▶ [YOUR OBJECTIVE]: Write the data below out again, with each line matching the original.

▶ [MATERIALS PROVIDED]:
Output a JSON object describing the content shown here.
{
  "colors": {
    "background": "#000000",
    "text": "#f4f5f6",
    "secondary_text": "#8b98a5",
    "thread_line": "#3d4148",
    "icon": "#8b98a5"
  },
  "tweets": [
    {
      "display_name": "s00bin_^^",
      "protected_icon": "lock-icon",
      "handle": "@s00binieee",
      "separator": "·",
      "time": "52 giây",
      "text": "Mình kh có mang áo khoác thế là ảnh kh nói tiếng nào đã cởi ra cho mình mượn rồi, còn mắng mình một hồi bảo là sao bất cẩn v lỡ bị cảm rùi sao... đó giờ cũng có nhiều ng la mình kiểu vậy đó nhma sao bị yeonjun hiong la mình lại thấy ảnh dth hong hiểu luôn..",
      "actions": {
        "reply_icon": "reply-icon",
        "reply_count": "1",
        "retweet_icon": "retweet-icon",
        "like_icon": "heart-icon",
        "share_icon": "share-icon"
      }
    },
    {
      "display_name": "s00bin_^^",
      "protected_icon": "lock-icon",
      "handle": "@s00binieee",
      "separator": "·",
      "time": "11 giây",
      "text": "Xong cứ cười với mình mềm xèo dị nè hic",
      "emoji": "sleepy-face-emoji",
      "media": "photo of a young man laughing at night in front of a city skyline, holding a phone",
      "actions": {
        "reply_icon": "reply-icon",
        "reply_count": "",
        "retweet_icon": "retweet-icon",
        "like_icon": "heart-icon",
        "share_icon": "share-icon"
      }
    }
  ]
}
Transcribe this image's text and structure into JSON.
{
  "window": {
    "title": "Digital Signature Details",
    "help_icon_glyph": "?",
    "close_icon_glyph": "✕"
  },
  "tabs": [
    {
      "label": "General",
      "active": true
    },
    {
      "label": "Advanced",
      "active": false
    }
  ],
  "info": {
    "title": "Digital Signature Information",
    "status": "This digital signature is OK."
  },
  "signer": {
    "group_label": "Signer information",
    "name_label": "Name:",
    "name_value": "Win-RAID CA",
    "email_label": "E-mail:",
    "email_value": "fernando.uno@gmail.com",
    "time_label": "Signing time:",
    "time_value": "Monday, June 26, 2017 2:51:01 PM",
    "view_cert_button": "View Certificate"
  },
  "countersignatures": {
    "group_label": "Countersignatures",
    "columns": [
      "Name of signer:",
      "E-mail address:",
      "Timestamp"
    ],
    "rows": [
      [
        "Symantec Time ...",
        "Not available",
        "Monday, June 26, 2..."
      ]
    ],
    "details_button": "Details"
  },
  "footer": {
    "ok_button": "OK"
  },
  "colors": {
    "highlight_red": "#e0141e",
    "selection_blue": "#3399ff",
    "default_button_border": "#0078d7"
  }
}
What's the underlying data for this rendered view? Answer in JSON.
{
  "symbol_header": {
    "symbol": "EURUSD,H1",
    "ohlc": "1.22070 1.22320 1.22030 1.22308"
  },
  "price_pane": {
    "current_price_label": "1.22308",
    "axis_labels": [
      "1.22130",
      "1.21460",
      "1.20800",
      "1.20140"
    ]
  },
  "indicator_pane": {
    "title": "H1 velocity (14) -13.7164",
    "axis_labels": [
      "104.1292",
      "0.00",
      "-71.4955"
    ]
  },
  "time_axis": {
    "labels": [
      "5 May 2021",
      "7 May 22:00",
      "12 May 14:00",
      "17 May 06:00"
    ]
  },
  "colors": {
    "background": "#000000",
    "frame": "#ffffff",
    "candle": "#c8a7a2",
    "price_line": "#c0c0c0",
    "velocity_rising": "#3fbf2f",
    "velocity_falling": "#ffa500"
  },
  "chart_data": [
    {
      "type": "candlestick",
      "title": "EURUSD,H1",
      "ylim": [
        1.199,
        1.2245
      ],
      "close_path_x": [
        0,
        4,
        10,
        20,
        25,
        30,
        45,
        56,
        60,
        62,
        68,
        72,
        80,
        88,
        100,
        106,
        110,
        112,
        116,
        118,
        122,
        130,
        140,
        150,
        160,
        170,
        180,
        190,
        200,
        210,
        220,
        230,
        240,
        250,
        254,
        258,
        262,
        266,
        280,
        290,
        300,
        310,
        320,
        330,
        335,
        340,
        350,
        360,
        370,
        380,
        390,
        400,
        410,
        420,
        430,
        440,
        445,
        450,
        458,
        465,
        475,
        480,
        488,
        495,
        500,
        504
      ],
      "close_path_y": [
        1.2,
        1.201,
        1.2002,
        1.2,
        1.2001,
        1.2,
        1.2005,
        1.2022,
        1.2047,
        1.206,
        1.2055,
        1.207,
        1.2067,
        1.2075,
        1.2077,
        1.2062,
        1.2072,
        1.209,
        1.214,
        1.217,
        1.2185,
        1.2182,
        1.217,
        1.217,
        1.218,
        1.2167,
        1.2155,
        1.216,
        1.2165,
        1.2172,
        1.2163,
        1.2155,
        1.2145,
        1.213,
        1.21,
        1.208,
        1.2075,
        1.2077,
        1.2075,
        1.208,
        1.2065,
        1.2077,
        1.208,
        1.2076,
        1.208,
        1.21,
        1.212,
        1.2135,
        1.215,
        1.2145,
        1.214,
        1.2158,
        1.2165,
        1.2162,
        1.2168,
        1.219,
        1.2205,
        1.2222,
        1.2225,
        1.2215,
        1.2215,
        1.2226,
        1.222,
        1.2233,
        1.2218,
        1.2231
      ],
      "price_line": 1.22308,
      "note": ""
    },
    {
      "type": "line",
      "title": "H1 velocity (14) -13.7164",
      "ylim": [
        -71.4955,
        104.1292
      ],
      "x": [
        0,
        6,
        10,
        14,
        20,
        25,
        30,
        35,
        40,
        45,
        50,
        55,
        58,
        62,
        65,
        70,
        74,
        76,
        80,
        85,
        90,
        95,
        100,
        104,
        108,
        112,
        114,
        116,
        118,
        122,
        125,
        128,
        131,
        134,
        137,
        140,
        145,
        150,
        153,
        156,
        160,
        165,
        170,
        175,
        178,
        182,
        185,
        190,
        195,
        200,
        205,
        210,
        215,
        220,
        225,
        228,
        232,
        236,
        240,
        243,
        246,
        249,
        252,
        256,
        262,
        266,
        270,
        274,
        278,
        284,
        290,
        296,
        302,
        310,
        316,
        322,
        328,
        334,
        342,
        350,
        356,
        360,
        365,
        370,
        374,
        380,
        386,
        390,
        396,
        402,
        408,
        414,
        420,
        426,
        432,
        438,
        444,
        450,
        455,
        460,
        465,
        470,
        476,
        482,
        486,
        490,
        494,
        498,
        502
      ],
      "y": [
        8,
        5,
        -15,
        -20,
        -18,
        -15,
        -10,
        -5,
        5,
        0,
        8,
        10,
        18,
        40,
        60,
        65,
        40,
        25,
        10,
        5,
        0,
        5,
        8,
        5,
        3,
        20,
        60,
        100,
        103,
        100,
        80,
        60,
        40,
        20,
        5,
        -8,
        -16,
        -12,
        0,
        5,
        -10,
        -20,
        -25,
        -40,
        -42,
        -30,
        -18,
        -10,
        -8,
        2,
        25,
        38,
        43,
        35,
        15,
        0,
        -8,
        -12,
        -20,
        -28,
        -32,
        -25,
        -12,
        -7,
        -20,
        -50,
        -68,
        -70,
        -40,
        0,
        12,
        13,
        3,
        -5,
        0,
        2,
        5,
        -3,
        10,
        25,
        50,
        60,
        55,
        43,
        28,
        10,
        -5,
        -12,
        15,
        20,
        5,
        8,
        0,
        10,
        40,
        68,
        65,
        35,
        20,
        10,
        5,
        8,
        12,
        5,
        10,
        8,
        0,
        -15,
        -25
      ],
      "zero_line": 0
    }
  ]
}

▶ [OUTPUT OF THE EXERCISE]:
Output a JSON object describing the content shown here.
{
  "colors": {
    "background": "#000000",
    "text": "#f4f5f6",
    "secondary_text": "#8b98a5",
    "thread_line": "#3d4148",
    "icon": "#8b98a5"
  },
  "tweets": [
    {
      "display_name": "s00bin_^^",
      "protected_icon": "lock-icon",
      "handle": "@s00binieee",
      "separator": "·",
      "time": "52 giây",
      "text": "Mình kh có mang áo khoác thế là ảnh kh nói tiếng nào đã cởi ra cho mình mượn rồi, còn mắng mình một hồi bảo là sao bất cẩn v lỡ bị cảm rùi sao... đó giờ cũng có nhiều ng la mình kiểu vậy đó nhma sao bị yeonjun hiong la mình lại thấy ảnh dth hong hiểu luôn..",
      "actions": {
        "reply_icon": "reply-icon",
        "reply_count": "1",
        "retweet_icon": "retweet-icon",
        "like_icon": "heart-icon",
        "share_icon": "share-icon"
      }
    },
    {
      "display_name": "s00bin_^^",
      "protected_icon": "lock-icon",
      "handle": "@s00binieee",
      "separator": "·",
      "time": "11 giây",
      "text": "Xong cứ cười với mình mềm xèo dị nè hic",
      "emoji": "sleepy-face-emoji",
      "media": "photo of a young man laughing at night in front of a city skyline, holding a phone",
      "actions": {
        "reply_icon": "reply-icon",
        "reply_count": "",
        "retweet_icon": "retweet-icon",
        "like_icon": "heart-icon",
        "share_icon": "share-icon"
      }
    }
  ]
}
Transcribe this image's text and structure into JSON.
{
  "window": {
    "title": "Digital Signature Details",
    "help_icon_glyph": "?",
    "close_icon_glyph": "✕"
  },
  "tabs": [
    {
      "label": "General",
      "active": true
    },
    {
      "label": "Advanced",
      "active": false
    }
  ],
  "info": {
    "title": "Digital Signature Information",
    "status": "This digital signature is OK."
  },
  "signer": {
    "group_label": "Signer information",
    "name_label": "Name:",
    "name_value": "Win-RAID CA",
    "email_label": "E-mail:",
    "email_value": "fernando.uno@gmail.com",
    "time_label": "Signing time:",
    "time_value": "Monday, June 26, 2017 2:51:01 PM",
    "view_cert_button": "View Certificate"
  },
  "countersignatures": {
    "group_label": "Countersignatures",
    "columns": [
      "Name of signer:",
      "E-mail address:",
      "Timestamp"
    ],
    "rows": [
      [
        "Symantec Time ...",
        "Not available",
        "Monday, June 26, 2..."
      ]
    ],
    "details_button": "Details"
  },
  "footer": {
    "ok_button": "OK"
  },
  "colors": {
    "highlight_red": "#e0141e",
    "selection_blue": "#3399ff",
    "default_button_border": "#0078d7"
  }
}
What's the underlying data for this rendered view? Answer in JSON.
{
  "symbol_header": {
    "symbol": "EURUSD,H1",
    "ohlc": "1.22070 1.22320 1.22030 1.22308"
  },
  "price_pane": {
    "current_price_label": "1.22308",
    "axis_labels": [
      "1.22130",
      "1.21460",
      "1.20800",
      "1.20140"
    ]
  },
  "indicator_pane": {
    "title": "H1 velocity (14) -13.7164",
    "axis_labels": [
      "104.1292",
      "0.00",
      "-71.4955"
    ]
  },
  "time_axis": {
    "labels": [
      "5 May 2021",
      "7 May 22:00",
      "12 May 14:00",
      "17 May 06:00"
    ]
  },
  "colors": {
    "background": "#000000",
    "frame": "#ffffff",
    "candle": "#c8a7a2",
    "price_line": "#c0c0c0",
    "velocity_rising": "#3fbf2f",
    "velocity_falling": "#ffa500"
  },
  "chart_data": [
    {
      "type": "candlestick",
      "title": "EURUSD,H1",
      "ylim": [
        1.199,
        1.2245
      ],
      "close_path_x": [
        0,
        4,
        10,
        20,
        25,
        30,
        45,
        56,
        60,
        62,
        68,
        72,
        80,
        88,
        100,
        106,
        110,
        112,
        116,
        118,
        122,
        130,
        140,
        150,
        160,
        170,
        180,
        190,
        200,
        210,
        220,
        230,
        240,
        250,
        254,
        258,
        262,
        266,
        280,
        290,
        300,
        310,
        320,
        330,
        335,
        340,
        350,
        360,
        370,
        380,
        390,
        400,
        410,
        420,
        430,
        440,
        445,
        450,
        458,
        465,
        475,
        480,
        488,
        495,
        500,
        504
      ],
      "close_path_y": [
        1.2,
        1.201,
        1.2002,
        1.2,
        1.2001,
        1.2,
        1.2005,
        1.2022,
        1.2047,
        1.206,
        1.2055,
        1.207,
        1.2067,
        1.2075,
        1.2077,
        1.2062,
        1.2072,
        1.209,
        1.214,
        1.217,
        1.2185,
        1.2182,
        1.217,
        1.217,
        1.218,
        1.2167,
        1.2155,
        1.216,
        1.2165,
        1.2172,
        1.2163,
        1.2155,
        1.2145,
        1.213,
        1.21,
        1.208,
        1.2075,
        1.2077,
        1.2075,
        1.208,
        1.2065,
        1.2077,
        1.208,
        1.2076,
        1.208,
        1.21,
        1.212,
        1.2135,
        1.215,
        1.2145,
        1.214,
        1.2158,
        1.2165,
        1.2162,
        1.2168,
        1.219,
        1.2205,
        1.2222,
        1.2225,
        1.2215,
        1.2215,
        1.2226,
        1.222,
        1.2233,
        1.2218,
        1.2231
      ],
      "price_line": 1.22308,
      "note": ""
    },
    {
      "type": "line",
      "title": "H1 velocity (14) -13.7164",
      "ylim": [
        -71.4955,
        104.1292
      ],
      "x": [
        0,
        6,
        10,
        14,
        20,
        25,
        30,
        35,
        40,
        45,
        50,
        55,
        58,
        62,
        65,
        70,
        74,
        76,
        80,
        85,
        90,
        95,
        100,
        104,
        108,
        112,
        114,
        116,
        118,
        122,
        125,
        128,
        131,
        134,
        137,
        140,
        145,
        150,
        153,
        156,
        160,
        165,
        170,
        175,
        178,
        182,
        185,
        190,
        195,
        200,
        205,
        210,
        215,
        220,
        225,
        228,
        232,
        236,
        240,
        243,
        246,
        249,
        252,
        256,
        262,
        266,
        270,
        274,
        278,
        284,
        290,
        296,
        302,
        310,
        316,
        322,
        328,
        334,
        342,
        350,
        356,
        360,
        365,
        370,
        374,
        380,
        386,
        390,
        396,
        402,
        408,
        414,
        420,
        426,
        432,
        438,
        444,
        450,
        455,
        460,
        465,
        470,
        476,
        482,
        486,
        490,
        494,
        498,
        502
      ],
      "y": [
        8,
        5,
        -15,
        -20,
        -18,
        -15,
        -10,
        -5,
        5,
        0,
        8,
        10,
        18,
        40,
        60,
        65,
        40,
        25,
        10,
        5,
        0,
        5,
        8,
        5,
        3,
        20,
        60,
        100,
        103,
        100,
        80,
        60,
        40,
        20,
        5,
        -8,
        -16,
        -12,
        0,
        5,
        -10,
        -20,
        -25,
        -40,
        -42,
        -30,
        -18,
        -10,
        -8,
        2,
        25,
        38,
        43,
        35,
        15,
        0,
        -8,
        -12,
        -20,
        -28,
        -32,
        -25,
        -12,
        -7,
        -20,
        -50,
        -68,
        -70,
        -40,
        0,
        12,
        13,
        3,
        -5,
        0,
        2,
        5,
        -3,
        10,
        25,
        50,
        60,
        55,
        43,
        28,
        10,
        -5,
        -12,
        15,
        20,
        5,
        8,
        0,
        10,
        40,
        68,
        65,
        35,
        20,
        10,
        5,
        8,
        12,
        5,
        10,
        8,
        0,
        -15,
        -25
      ],
      "zero_line": 0
    }
  ]
}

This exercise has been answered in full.